Selective Differentiation and Population Boundaries from RAD Sequencing Along a Microsatellite Isolation By Distance Gradient in Pacific Cod (Gadus macrocephalus)

Wednesday, August 20, 2014: 8:20 AM
205A (Centre des congrès de Québec // Québec City Convention Centre)
Lorenz Hauser , University of Washington, Seattle, WA
Daniel Drinan , School of Aquatic and Fishery Sciences, University of Washington
Kristen Gruenthal , School of Aquatic and Fishery Sciences, University of Washington
Dayv Lowry , Washington Department of Fish and Wildlife, Olympia, WA
Mike Canino , Alaska Fisheries Science Center, NOAA Fisheries, Seattle, WA

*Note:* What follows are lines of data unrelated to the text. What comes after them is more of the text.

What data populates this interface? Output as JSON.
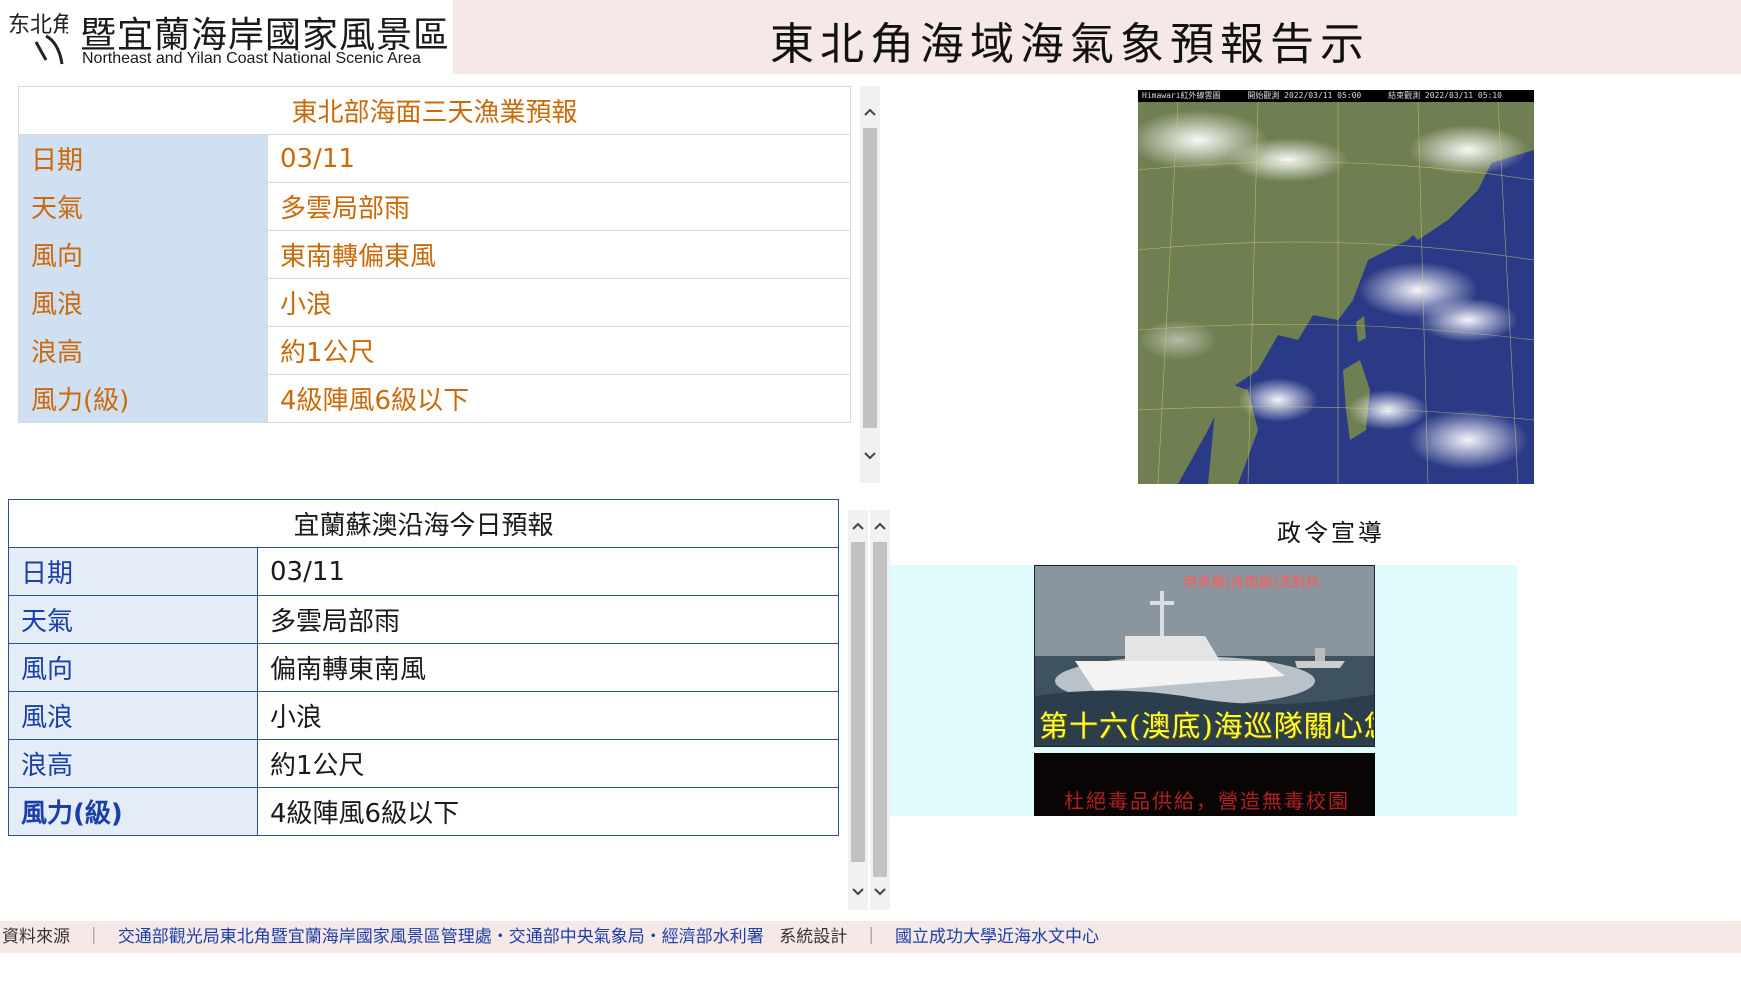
{
  "header": {
    "logo_mark": "东北角",
    "logo_title": "暨宜蘭海岸國家風景區",
    "logo_subtitle": "Northeast and Yilan Coast National Scenic Area",
    "page_title": "東北角海域海氣象預報告示"
  },
  "fishery_forecast": {
    "title": "東北部海面三天漁業預報",
    "rows": [
      {
        "label": "日期",
        "value": "03/11"
      },
      {
        "label": "天氣",
        "value": "多雲局部雨"
      },
      {
        "label": "風向",
        "value": "東南轉偏東風"
      },
      {
        "label": "風浪",
        "value": "小浪"
      },
      {
        "label": "浪高",
        "value": "約1公尺"
      },
      {
        "label": "風力(級)",
        "value": "4級陣風6級以下"
      }
    ]
  },
  "coastal_forecast": {
    "title": "宜蘭蘇澳沿海今日預報",
    "rows": [
      {
        "label": "日期",
        "value": "03/11"
      },
      {
        "label": "天氣",
        "value": "多雲局部雨"
      },
      {
        "label": "風向",
        "value": "偏南轉東南風"
      },
      {
        "label": "風浪",
        "value": "小浪"
      },
      {
        "label": "浪高",
        "value": "約1公尺"
      },
      {
        "label": "風力(級)",
        "value": "4級陣風6級以下"
      }
    ]
  },
  "satellite": {
    "caption_left": "Himawari紅外線雲圖",
    "caption_mid": "開始觀測 2022/03/11 05:00",
    "caption_right": "結束觀測 2022/03/11 05:10"
  },
  "promotion": {
    "title": "政令宣導",
    "image1_top_caption": "用多層(含雨層)洗對抗",
    "image1_caption": "第十六(澳底)海巡隊關心您",
    "image2_caption": "杜絕毒品供給，營造無毒校園"
  },
  "footer": {
    "source_label": "資料來源",
    "sep": "｜",
    "sources": "交通部觀光局東北角暨宜蘭海岸國家風景區管理處・交通部中央氣象局・經濟部水利署",
    "design_label": "系統設計",
    "designer": "國立成功大學近海水文中心"
  },
  "colors": {
    "header_bg": "#f7e8e8",
    "orange_text": "#cc6a0a",
    "blue_label": "#1a3fa8",
    "label_bg": "#cfe0f2",
    "promo_bg": "#e0fbfb"
  },
  "icons": {
    "scroll_up": "chevron-up-icon",
    "scroll_down": "chevron-down-icon"
  }
}
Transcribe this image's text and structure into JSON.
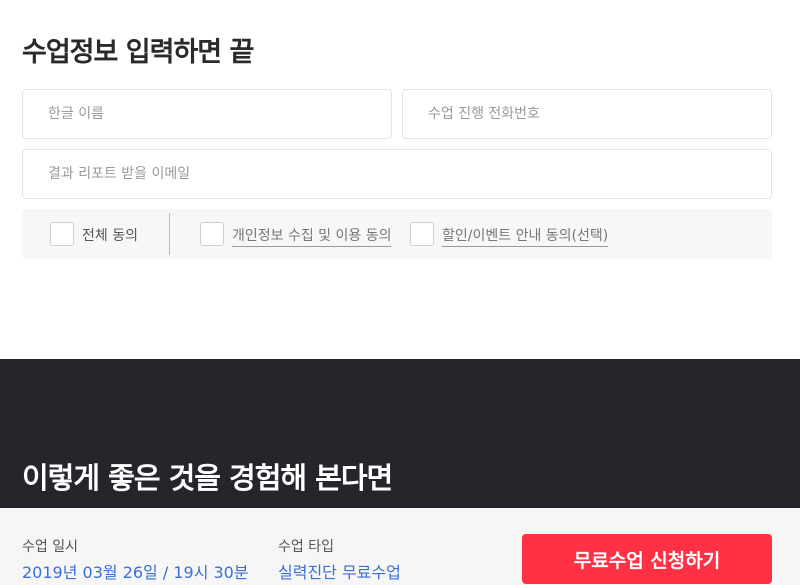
{
  "form": {
    "title": "수업정보 입력하면 끝",
    "name_placeholder": "한글 이름",
    "phone_placeholder": "수업 진행 전화번호",
    "email_placeholder": "결과 리포트 받을 이메일"
  },
  "agreements": {
    "all_label": "전체 동의",
    "privacy_label": "개인정보 수집 및 이용 동의",
    "marketing_label": "할인/이벤트 안내 동의(선택)"
  },
  "promo": {
    "title": "이렇게 좋은 것을 경험해 본다면"
  },
  "class_info": {
    "date_label": "수업 일시",
    "date_value": "2019년 03월 26일 / 19시 30분",
    "type_label": "수업 타입",
    "type_value": "실력진단 무료수업",
    "apply_label": "무료수업 신청하기"
  },
  "colors": {
    "accent_red": "#ff3145",
    "link_blue": "#3a6fd8",
    "dark_bg": "#25252c"
  }
}
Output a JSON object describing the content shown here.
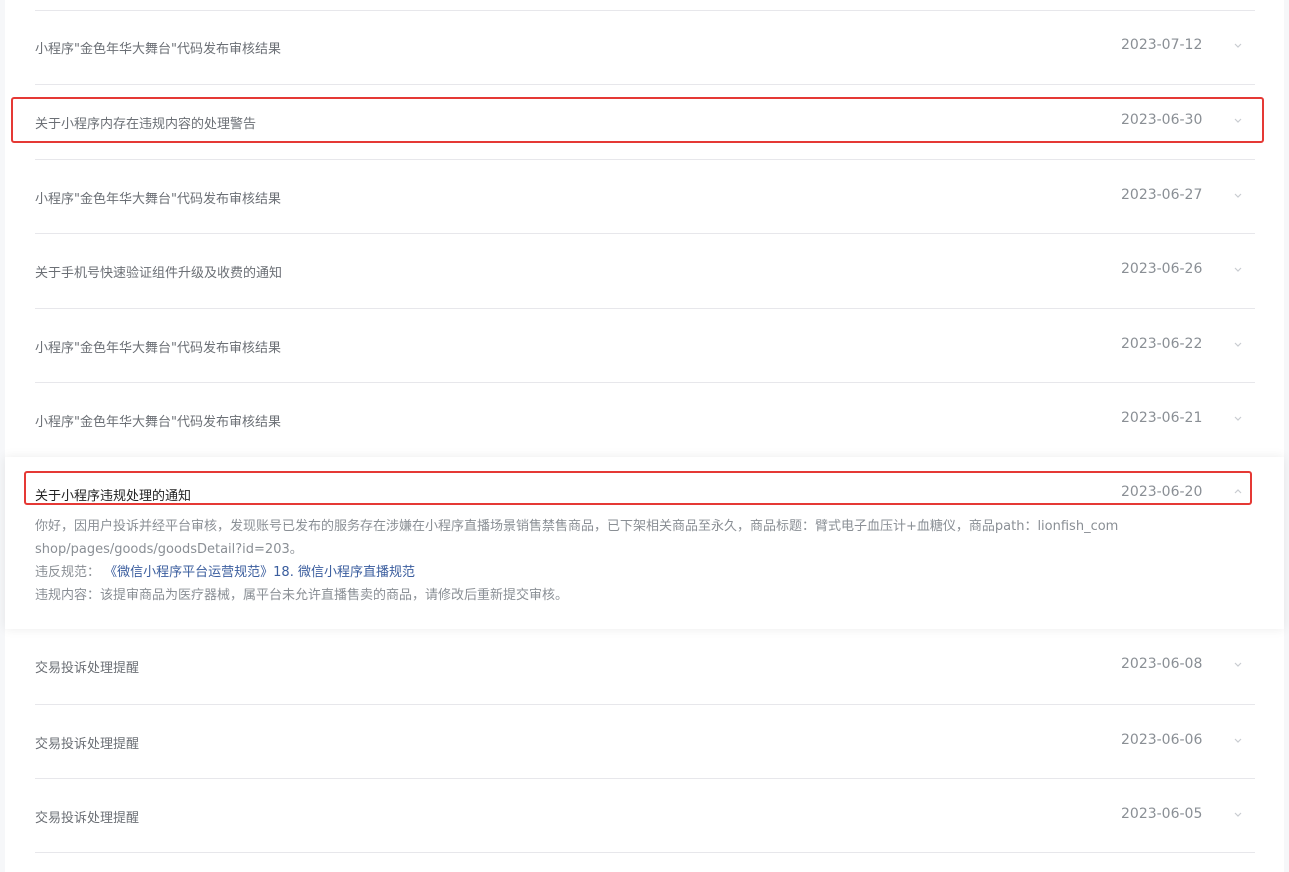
{
  "notices": [
    {
      "title": "小程序\"金色年华大舞台\"代码发布审核结果",
      "date": "2023-07-12",
      "chevron": "chevron-down-icon"
    },
    {
      "title": "关于小程序内存在违规内容的处理警告",
      "date": "2023-06-30",
      "chevron": "chevron-down-icon"
    },
    {
      "title": "小程序\"金色年华大舞台\"代码发布审核结果",
      "date": "2023-06-27",
      "chevron": "chevron-down-icon"
    },
    {
      "title": "关于手机号快速验证组件升级及收费的通知",
      "date": "2023-06-26",
      "chevron": "chevron-down-icon"
    },
    {
      "title": "小程序\"金色年华大舞台\"代码发布审核结果",
      "date": "2023-06-22",
      "chevron": "chevron-down-icon"
    },
    {
      "title": "小程序\"金色年华大舞台\"代码发布审核结果",
      "date": "2023-06-21",
      "chevron": "chevron-down-icon"
    }
  ],
  "expanded": {
    "title": "关于小程序违规处理的通知",
    "date": "2023-06-20",
    "chevron": "chevron-up-icon",
    "body_line1": "你好，因用户投诉并经平台审核，发现账号已发布的服务存在涉嫌在小程序直播场景销售禁售商品，已下架相关商品至永久，商品标题：臂式电子血压计+血糖仪，商品path：lionfish_com",
    "body_line2": "shop/pages/goods/goodsDetail?id=203。",
    "rule_label": "违反规范：",
    "rule_link": "《微信小程序平台运营规范》18. 微信小程序直播规范",
    "violation": "违规内容：该提审商品为医疗器械，属平台未允许直播售卖的商品，请修改后重新提交审核。"
  },
  "notices_after": [
    {
      "title": "交易投诉处理提醒",
      "date": "2023-06-08",
      "chevron": "chevron-down-icon"
    },
    {
      "title": "交易投诉处理提醒",
      "date": "2023-06-06",
      "chevron": "chevron-down-icon"
    },
    {
      "title": "交易投诉处理提醒",
      "date": "2023-06-05",
      "chevron": "chevron-down-icon"
    }
  ],
  "colors": {
    "highlight": "#e53935",
    "link": "#3a5d9e",
    "text_muted": "#8a8f95"
  }
}
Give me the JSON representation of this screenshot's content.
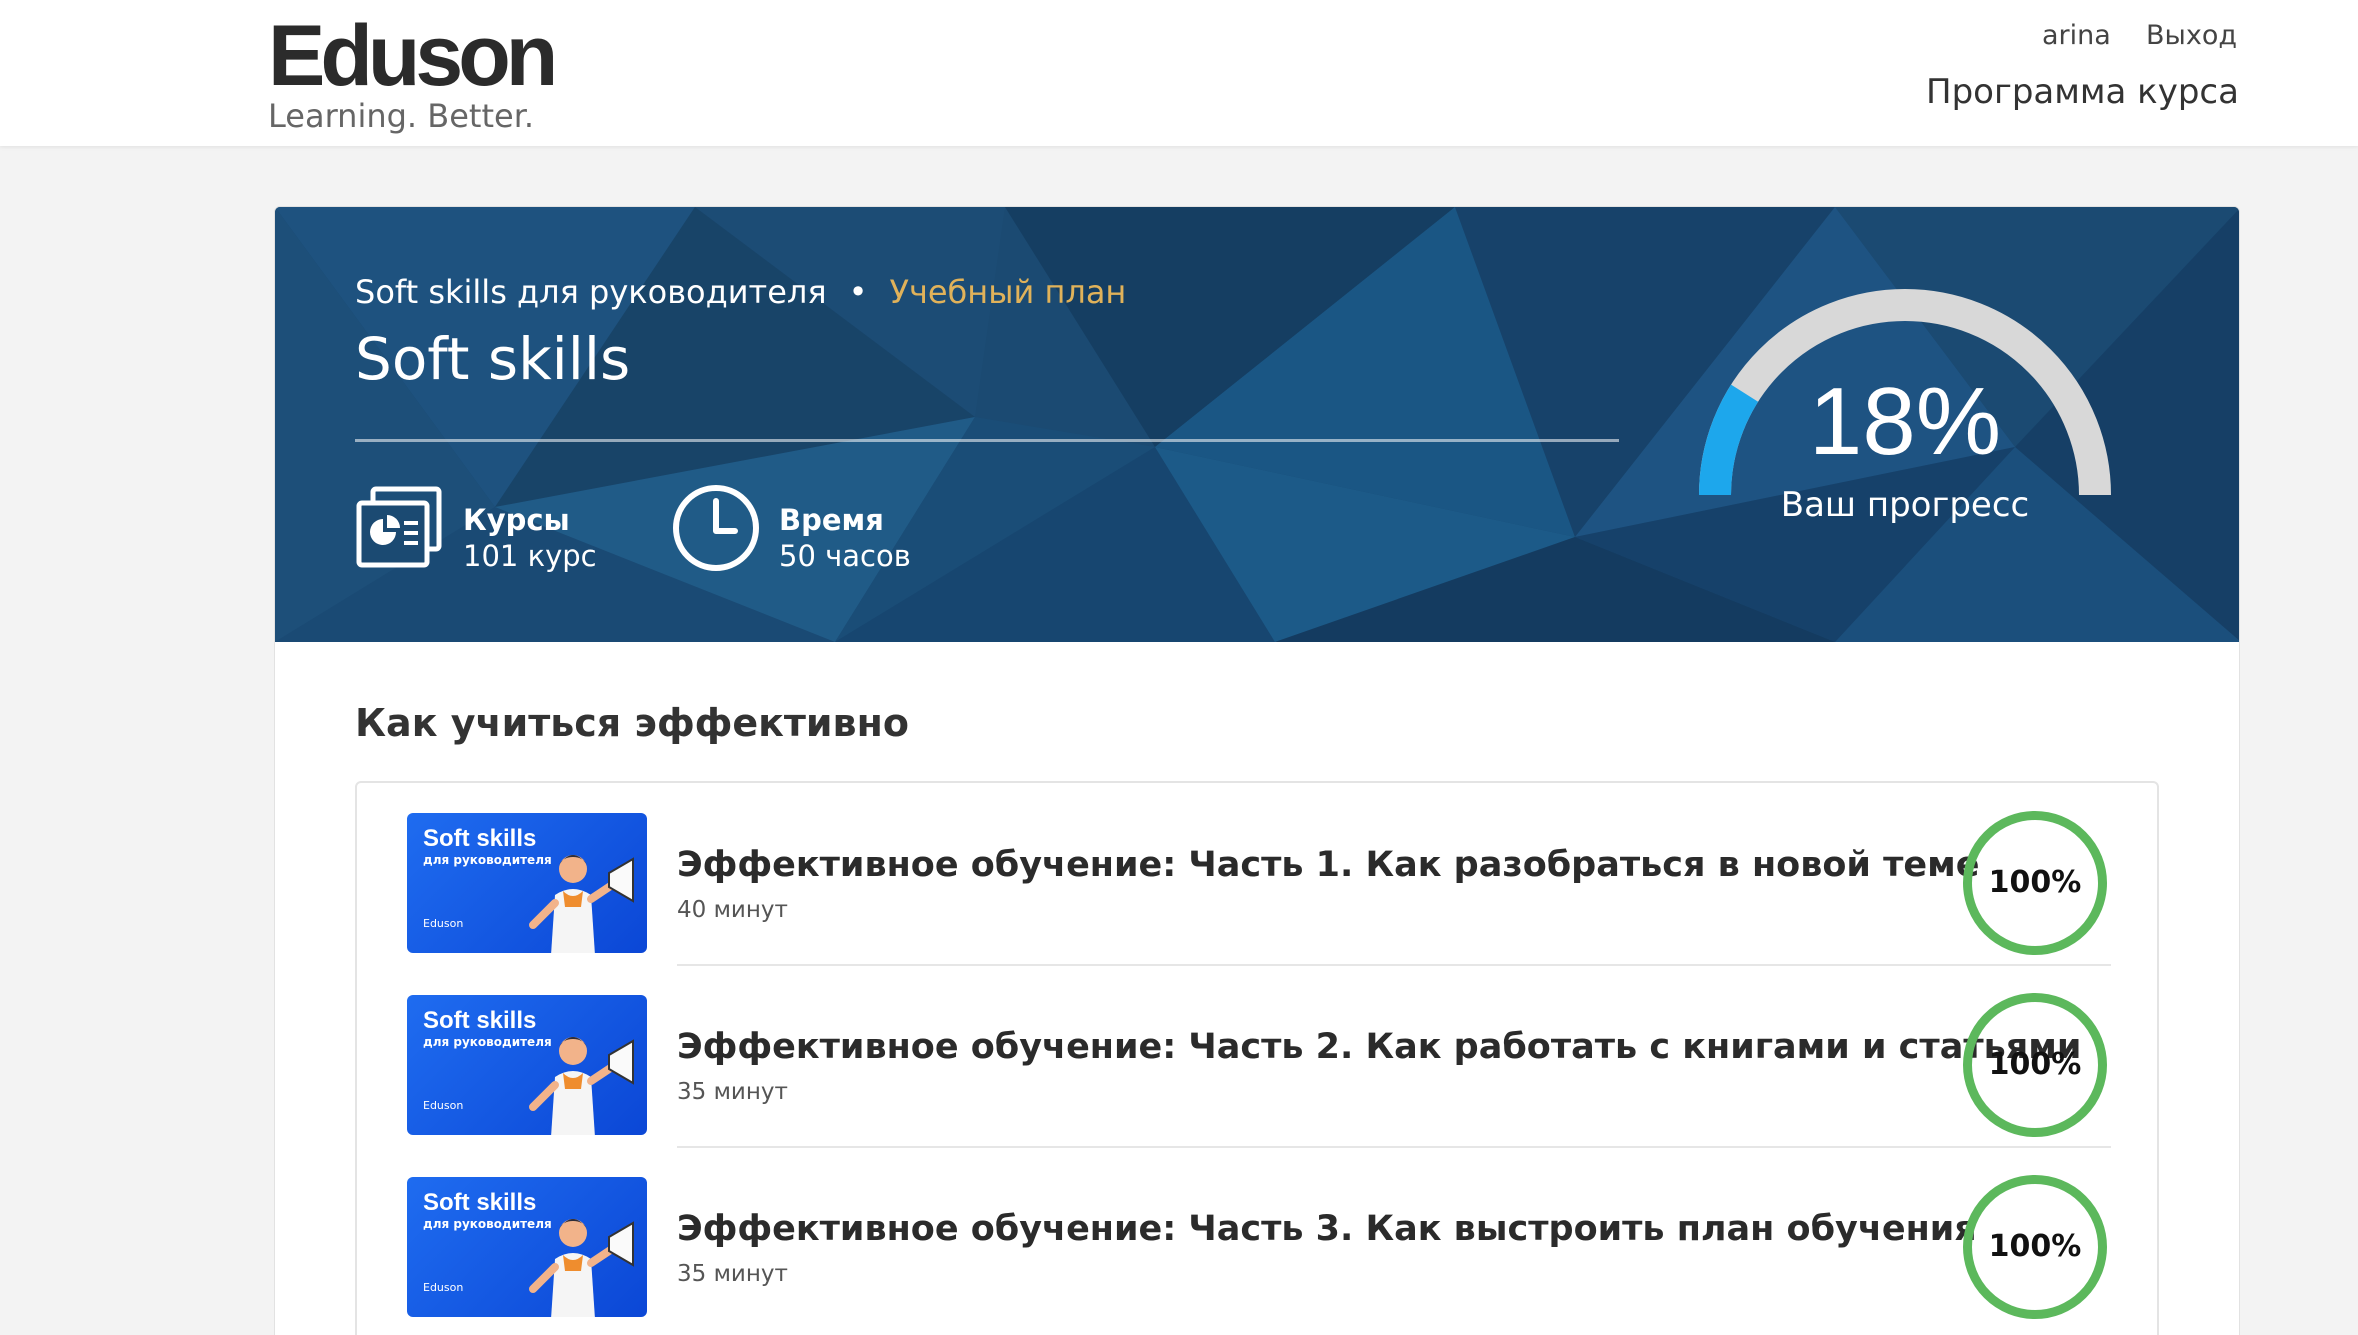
{
  "header": {
    "logo_main": "Eduson",
    "logo_sub": "Learning. Better.",
    "user_name": "arina",
    "logout_label": "Выход",
    "program_label": "Программа курса"
  },
  "hero": {
    "breadcrumb_course": "Soft skills для руководителя",
    "breadcrumb_separator": "•",
    "breadcrumb_plan": "Учебный план",
    "title": "Soft skills",
    "stats": {
      "courses_label": "Курсы",
      "courses_value": "101 курс",
      "time_label": "Время",
      "time_value": "50 часов"
    },
    "progress_percent": 18,
    "progress_text": "18%",
    "progress_label": "Ваш прогресс"
  },
  "section": {
    "title": "Как учиться эффективно",
    "lessons": [
      {
        "thumb_title": "Soft skills",
        "thumb_subtitle": "для руководителя",
        "thumb_logo": "Eduson",
        "title": "Эффективное обучение: Часть 1. Как разобраться в новой теме",
        "duration": "40 минут",
        "progress": "100%"
      },
      {
        "thumb_title": "Soft skills",
        "thumb_subtitle": "для руководителя",
        "thumb_logo": "Eduson",
        "title": "Эффективное обучение: Часть 2. Как работать с книгами и статьями",
        "duration": "35 минут",
        "progress": "100%"
      },
      {
        "thumb_title": "Soft skills",
        "thumb_subtitle": "для руководителя",
        "thumb_logo": "Eduson",
        "title": "Эффективное обучение: Часть 3. Как выстроить план обучения",
        "duration": "35 минут",
        "progress": "100%"
      }
    ]
  },
  "colors": {
    "hero_bg": "#1b4a72",
    "accent_plan": "#e0b25a",
    "progress_fill": "#1da7ec",
    "progress_track": "#d8d8d8",
    "ring_complete": "#5cb85c"
  }
}
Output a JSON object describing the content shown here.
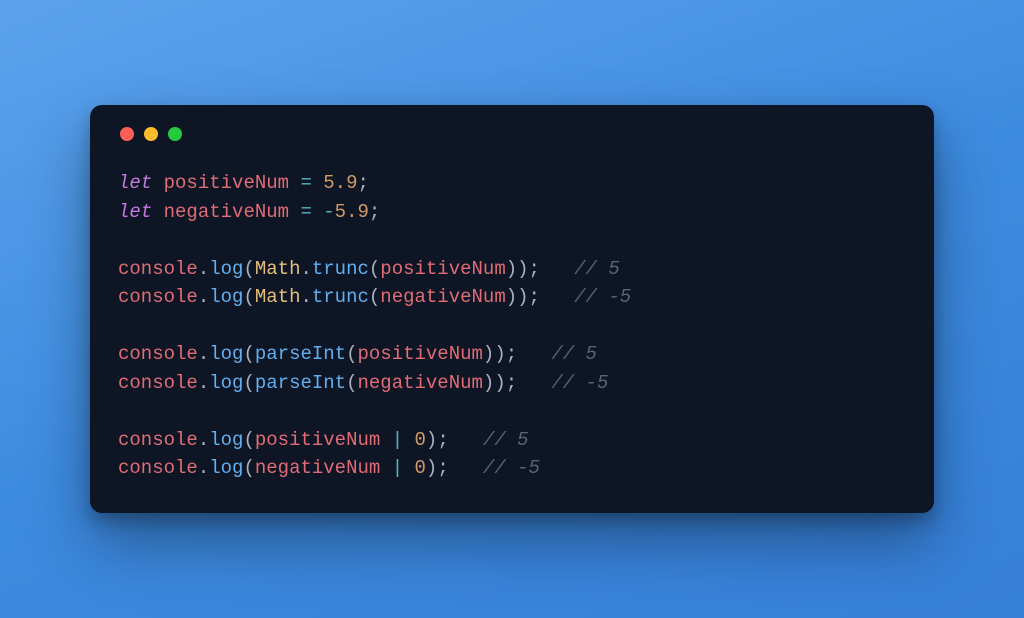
{
  "window": {
    "dots": [
      "red",
      "yellow",
      "green"
    ]
  },
  "code": {
    "tokens": {
      "let": "let",
      "positiveNum": "positiveNum",
      "negativeNum": "negativeNum",
      "eq": "=",
      "minus": "-",
      "n5_9": "5.9",
      "n0": "0",
      "semi": ";",
      "dot": ".",
      "lp": "(",
      "rp": ")",
      "pipe": "|",
      "console": "console",
      "log": "log",
      "Math": "Math",
      "trunc": "trunc",
      "parseInt": "parseInt",
      "sp": " ",
      "sp3": "   ",
      "sp4": "    ",
      "c5": "// 5",
      "cNeg5": "// -5"
    }
  }
}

Many marine species are characterized by an isolation-by-distance pattern (IBD), where more geographically distant samples are also more genetically differentiated. IBD patterns are well established in population genetics theory, can be explained by stepping stone migration models or limited dispersal within a continuous population, and can be used to estimate mean dispersal distances. However, they are problematic for management, because population boundaries and thus spatial management units cannot be identified. Genetic markers under selection, on the other hand, may provide more fine scale and informative estimates of population structure, as demonstrated for several Atlantic species. Here, we present data from genome-wide RAD sequencing surveys in Pacific cod Gadus microcephalus, which was previously shown to exhibit a tight IBD pattern using microsatellites. In addition, we assess selective differentiation between commercially exploited coastal cod and a rapidly declining population in Puget Sound, which was recently listed as a NOAA Species of Concern. Data are currently being collected, but we expect to find clear population structure along the coast, and high differentiation between Puget Sound and coastal cod at some genomic regions.